- TASK GOAL
Return the full listing unchanged, apart from leaving out its images.
:: MATERIALS PROVIDED
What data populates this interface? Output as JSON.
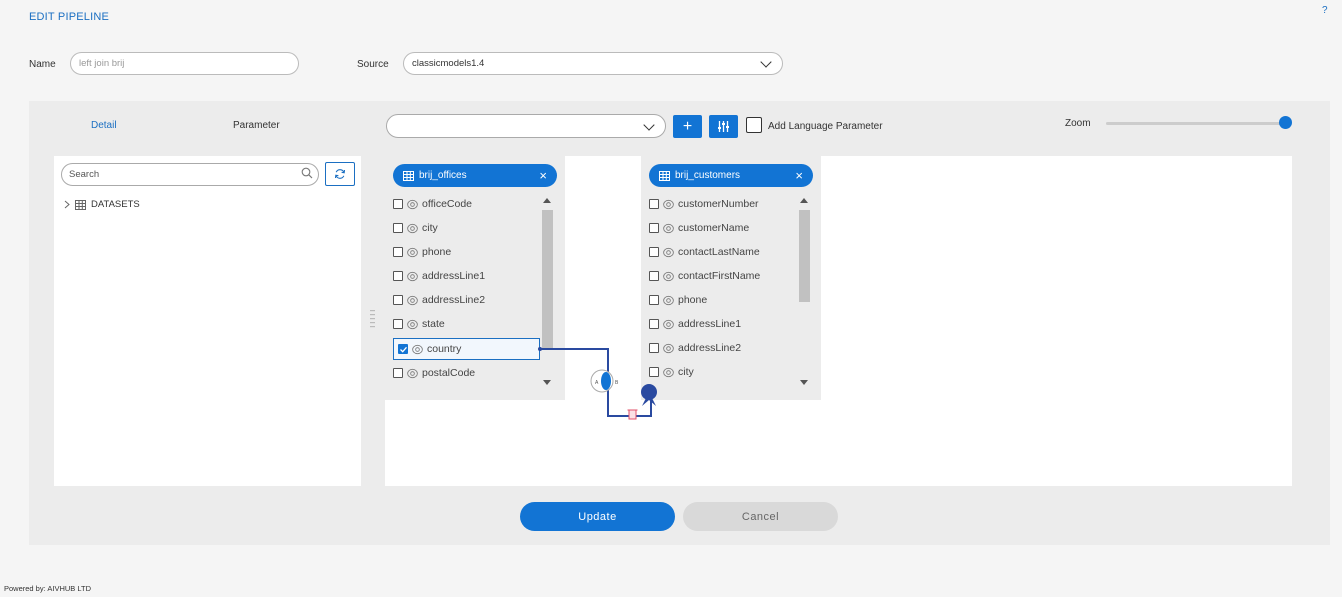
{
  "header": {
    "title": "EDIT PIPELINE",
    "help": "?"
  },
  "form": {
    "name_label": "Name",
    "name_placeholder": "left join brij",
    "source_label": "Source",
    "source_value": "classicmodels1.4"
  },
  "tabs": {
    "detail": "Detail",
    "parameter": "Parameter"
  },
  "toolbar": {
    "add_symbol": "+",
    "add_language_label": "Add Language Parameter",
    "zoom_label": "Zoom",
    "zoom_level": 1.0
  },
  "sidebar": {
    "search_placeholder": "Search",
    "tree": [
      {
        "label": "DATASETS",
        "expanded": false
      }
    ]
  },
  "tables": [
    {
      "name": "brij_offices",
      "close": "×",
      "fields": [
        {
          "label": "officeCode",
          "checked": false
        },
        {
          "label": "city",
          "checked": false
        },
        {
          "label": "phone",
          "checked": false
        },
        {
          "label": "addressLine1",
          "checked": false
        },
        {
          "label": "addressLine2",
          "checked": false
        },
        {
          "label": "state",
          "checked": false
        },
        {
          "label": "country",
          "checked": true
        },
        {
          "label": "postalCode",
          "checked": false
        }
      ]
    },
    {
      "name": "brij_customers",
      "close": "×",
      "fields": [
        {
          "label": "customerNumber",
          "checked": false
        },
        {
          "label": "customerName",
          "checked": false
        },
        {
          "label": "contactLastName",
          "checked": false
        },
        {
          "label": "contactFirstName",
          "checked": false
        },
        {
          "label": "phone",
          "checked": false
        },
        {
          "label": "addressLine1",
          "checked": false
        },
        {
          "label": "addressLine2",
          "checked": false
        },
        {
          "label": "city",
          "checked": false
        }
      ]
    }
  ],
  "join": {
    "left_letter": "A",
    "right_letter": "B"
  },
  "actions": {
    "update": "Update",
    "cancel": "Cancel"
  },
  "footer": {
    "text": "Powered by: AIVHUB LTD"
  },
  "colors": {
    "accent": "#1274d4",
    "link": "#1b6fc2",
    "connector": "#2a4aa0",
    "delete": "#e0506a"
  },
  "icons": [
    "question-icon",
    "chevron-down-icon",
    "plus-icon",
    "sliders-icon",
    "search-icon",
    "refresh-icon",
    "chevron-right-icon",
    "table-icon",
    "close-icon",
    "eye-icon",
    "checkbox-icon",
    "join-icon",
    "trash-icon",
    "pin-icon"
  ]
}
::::
- ANSWER SECTION
What data populates this interface? Output as JSON.
{
  "header": {
    "title": "EDIT PIPELINE",
    "help": "?"
  },
  "form": {
    "name_label": "Name",
    "name_placeholder": "left join brij",
    "source_label": "Source",
    "source_value": "classicmodels1.4"
  },
  "tabs": {
    "detail": "Detail",
    "parameter": "Parameter"
  },
  "toolbar": {
    "add_symbol": "+",
    "add_language_label": "Add Language Parameter",
    "zoom_label": "Zoom",
    "zoom_level": 1.0
  },
  "sidebar": {
    "search_placeholder": "Search",
    "tree": [
      {
        "label": "DATASETS",
        "expanded": false
      }
    ]
  },
  "tables": [
    {
      "name": "brij_offices",
      "close": "×",
      "fields": [
        {
          "label": "officeCode",
          "checked": false
        },
        {
          "label": "city",
          "checked": false
        },
        {
          "label": "phone",
          "checked": false
        },
        {
          "label": "addressLine1",
          "checked": false
        },
        {
          "label": "addressLine2",
          "checked": false
        },
        {
          "label": "state",
          "checked": false
        },
        {
          "label": "country",
          "checked": true
        },
        {
          "label": "postalCode",
          "checked": false
        }
      ]
    },
    {
      "name": "brij_customers",
      "close": "×",
      "fields": [
        {
          "label": "customerNumber",
          "checked": false
        },
        {
          "label": "customerName",
          "checked": false
        },
        {
          "label": "contactLastName",
          "checked": false
        },
        {
          "label": "contactFirstName",
          "checked": false
        },
        {
          "label": "phone",
          "checked": false
        },
        {
          "label": "addressLine1",
          "checked": false
        },
        {
          "label": "addressLine2",
          "checked": false
        },
        {
          "label": "city",
          "checked": false
        }
      ]
    }
  ],
  "join": {
    "left_letter": "A",
    "right_letter": "B"
  },
  "actions": {
    "update": "Update",
    "cancel": "Cancel"
  },
  "footer": {
    "text": "Powered by: AIVHUB LTD"
  },
  "colors": {
    "accent": "#1274d4",
    "link": "#1b6fc2",
    "connector": "#2a4aa0",
    "delete": "#e0506a"
  },
  "icons": [
    "question-icon",
    "chevron-down-icon",
    "plus-icon",
    "sliders-icon",
    "search-icon",
    "refresh-icon",
    "chevron-right-icon",
    "table-icon",
    "close-icon",
    "eye-icon",
    "checkbox-icon",
    "join-icon",
    "trash-icon",
    "pin-icon"
  ]
}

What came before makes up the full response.